> _WORK TO BE COMPLETED_
Go line by line through the entries below and copy those containing the string "sheets".

Items from a dataset:
↓

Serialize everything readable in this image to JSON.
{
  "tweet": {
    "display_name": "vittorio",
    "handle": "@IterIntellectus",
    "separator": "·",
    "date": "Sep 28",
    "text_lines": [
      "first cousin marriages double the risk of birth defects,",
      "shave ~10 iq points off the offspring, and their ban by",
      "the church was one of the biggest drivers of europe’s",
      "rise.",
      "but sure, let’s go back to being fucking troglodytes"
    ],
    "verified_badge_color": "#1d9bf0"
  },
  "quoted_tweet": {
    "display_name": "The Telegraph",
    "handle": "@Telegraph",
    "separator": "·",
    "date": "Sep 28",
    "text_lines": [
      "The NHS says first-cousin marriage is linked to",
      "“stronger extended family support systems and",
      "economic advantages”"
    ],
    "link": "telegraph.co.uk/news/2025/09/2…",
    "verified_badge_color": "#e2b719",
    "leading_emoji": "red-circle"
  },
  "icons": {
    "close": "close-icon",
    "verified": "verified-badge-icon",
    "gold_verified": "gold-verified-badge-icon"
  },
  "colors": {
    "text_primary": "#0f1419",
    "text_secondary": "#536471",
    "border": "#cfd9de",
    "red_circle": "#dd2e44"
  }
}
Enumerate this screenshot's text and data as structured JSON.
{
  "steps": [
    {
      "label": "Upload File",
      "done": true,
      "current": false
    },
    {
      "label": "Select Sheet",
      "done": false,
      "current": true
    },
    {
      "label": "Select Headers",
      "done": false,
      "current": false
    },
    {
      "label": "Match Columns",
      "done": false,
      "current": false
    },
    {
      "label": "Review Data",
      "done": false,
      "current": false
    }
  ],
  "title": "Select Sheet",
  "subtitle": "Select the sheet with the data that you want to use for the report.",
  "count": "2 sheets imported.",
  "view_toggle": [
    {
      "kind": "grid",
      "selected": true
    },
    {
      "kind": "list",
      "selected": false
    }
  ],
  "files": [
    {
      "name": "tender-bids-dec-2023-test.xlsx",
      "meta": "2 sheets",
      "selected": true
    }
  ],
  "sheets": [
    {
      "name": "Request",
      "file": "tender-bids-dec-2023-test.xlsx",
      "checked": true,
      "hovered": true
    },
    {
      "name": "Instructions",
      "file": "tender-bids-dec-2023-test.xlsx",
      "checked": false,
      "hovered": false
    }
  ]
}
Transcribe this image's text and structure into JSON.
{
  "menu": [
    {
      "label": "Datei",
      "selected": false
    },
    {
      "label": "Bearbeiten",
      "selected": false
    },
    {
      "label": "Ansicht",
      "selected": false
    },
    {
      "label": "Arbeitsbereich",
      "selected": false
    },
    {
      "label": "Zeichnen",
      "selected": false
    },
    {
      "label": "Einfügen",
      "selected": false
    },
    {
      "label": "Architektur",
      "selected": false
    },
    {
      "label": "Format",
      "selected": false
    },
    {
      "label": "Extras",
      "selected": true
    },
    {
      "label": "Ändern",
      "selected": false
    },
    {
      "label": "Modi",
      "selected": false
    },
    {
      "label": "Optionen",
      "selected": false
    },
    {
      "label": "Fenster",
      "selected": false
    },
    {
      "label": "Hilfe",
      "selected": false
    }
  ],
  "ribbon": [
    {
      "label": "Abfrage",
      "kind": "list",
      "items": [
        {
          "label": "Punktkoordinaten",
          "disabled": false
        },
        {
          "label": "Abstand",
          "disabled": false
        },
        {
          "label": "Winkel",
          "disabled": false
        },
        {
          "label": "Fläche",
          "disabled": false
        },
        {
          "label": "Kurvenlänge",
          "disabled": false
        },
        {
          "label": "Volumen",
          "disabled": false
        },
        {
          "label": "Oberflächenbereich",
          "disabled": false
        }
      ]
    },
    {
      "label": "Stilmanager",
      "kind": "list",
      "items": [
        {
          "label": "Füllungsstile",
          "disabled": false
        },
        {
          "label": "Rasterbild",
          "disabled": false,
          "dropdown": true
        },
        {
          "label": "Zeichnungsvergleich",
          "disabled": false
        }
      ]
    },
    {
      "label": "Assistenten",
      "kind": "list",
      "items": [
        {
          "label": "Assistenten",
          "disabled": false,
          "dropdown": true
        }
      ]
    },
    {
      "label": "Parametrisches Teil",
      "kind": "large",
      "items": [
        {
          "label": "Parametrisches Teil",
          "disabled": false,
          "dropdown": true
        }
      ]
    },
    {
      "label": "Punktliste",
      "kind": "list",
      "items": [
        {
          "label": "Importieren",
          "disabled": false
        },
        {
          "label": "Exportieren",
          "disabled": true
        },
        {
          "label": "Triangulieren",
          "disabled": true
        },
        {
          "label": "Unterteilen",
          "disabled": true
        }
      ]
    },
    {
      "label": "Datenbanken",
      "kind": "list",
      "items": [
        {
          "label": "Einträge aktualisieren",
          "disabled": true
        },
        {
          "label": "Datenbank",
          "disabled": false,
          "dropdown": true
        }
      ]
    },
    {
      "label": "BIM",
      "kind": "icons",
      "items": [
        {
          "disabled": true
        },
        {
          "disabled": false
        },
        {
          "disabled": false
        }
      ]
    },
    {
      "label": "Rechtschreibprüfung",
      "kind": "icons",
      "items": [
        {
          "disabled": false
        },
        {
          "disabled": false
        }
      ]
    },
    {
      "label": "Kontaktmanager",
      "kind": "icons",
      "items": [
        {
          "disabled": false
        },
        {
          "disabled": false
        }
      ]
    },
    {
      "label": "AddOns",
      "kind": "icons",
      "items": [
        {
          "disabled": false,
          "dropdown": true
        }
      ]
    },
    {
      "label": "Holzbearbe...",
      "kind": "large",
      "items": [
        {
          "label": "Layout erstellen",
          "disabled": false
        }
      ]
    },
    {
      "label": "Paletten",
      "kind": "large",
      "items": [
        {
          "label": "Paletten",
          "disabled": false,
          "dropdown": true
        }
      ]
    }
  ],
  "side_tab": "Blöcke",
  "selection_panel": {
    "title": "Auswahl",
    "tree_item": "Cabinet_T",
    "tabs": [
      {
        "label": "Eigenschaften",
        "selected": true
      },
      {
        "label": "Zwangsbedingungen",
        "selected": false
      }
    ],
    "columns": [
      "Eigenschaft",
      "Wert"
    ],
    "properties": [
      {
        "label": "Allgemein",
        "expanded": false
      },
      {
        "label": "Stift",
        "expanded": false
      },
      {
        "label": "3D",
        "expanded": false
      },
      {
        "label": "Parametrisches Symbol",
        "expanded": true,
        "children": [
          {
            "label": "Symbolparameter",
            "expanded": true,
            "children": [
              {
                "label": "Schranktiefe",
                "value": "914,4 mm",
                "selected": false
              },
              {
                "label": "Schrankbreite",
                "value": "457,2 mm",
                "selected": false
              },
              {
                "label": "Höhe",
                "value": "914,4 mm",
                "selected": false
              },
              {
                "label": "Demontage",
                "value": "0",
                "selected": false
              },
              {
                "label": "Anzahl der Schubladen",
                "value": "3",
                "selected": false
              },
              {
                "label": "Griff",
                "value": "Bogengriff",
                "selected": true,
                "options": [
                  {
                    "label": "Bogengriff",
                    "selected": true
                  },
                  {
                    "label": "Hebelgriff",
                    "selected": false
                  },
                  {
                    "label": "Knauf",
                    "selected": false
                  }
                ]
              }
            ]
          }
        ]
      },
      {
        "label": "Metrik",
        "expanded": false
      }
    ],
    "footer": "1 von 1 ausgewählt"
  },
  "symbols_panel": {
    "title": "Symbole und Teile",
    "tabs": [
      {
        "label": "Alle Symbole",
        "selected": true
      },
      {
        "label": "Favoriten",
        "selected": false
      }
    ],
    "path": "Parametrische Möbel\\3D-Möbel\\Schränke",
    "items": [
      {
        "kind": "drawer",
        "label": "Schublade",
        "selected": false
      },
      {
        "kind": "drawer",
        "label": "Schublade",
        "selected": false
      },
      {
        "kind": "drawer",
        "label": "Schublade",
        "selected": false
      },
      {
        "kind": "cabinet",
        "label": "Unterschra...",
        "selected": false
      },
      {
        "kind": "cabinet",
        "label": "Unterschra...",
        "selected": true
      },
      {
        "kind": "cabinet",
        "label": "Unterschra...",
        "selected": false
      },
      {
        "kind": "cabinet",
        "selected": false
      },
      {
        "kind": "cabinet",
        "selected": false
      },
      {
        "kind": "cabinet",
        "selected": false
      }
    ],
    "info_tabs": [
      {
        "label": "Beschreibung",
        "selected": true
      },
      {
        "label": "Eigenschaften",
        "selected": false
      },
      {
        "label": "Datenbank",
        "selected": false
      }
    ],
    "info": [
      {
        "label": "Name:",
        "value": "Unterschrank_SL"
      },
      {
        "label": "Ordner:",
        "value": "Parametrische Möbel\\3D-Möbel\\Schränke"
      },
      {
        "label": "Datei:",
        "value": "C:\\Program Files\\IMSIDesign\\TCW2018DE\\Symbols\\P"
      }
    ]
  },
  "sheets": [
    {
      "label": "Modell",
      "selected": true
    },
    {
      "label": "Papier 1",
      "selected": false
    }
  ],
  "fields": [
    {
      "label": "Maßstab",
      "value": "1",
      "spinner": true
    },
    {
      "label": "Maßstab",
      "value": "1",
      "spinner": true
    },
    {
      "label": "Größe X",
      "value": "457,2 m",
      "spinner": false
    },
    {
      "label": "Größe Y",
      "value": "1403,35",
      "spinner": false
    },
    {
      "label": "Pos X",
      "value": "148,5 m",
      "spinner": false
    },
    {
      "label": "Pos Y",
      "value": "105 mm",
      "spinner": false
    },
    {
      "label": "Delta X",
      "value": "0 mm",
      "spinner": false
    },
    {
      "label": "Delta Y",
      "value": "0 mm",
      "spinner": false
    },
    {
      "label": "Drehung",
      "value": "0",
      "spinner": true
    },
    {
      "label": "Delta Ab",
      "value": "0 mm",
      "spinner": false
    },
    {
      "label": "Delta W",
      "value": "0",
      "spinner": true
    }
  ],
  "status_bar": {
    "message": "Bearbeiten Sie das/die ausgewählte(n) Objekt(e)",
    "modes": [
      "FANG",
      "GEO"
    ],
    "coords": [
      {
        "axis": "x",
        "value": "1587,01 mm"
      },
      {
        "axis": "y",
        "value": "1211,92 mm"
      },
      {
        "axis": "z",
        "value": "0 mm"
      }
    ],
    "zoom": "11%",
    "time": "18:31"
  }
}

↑

> _RESULT OF THE EXERCISE_
  "count": "2 sheets imported.",
      "meta": "2 sheets",
  "sheets": [
  "sheets": [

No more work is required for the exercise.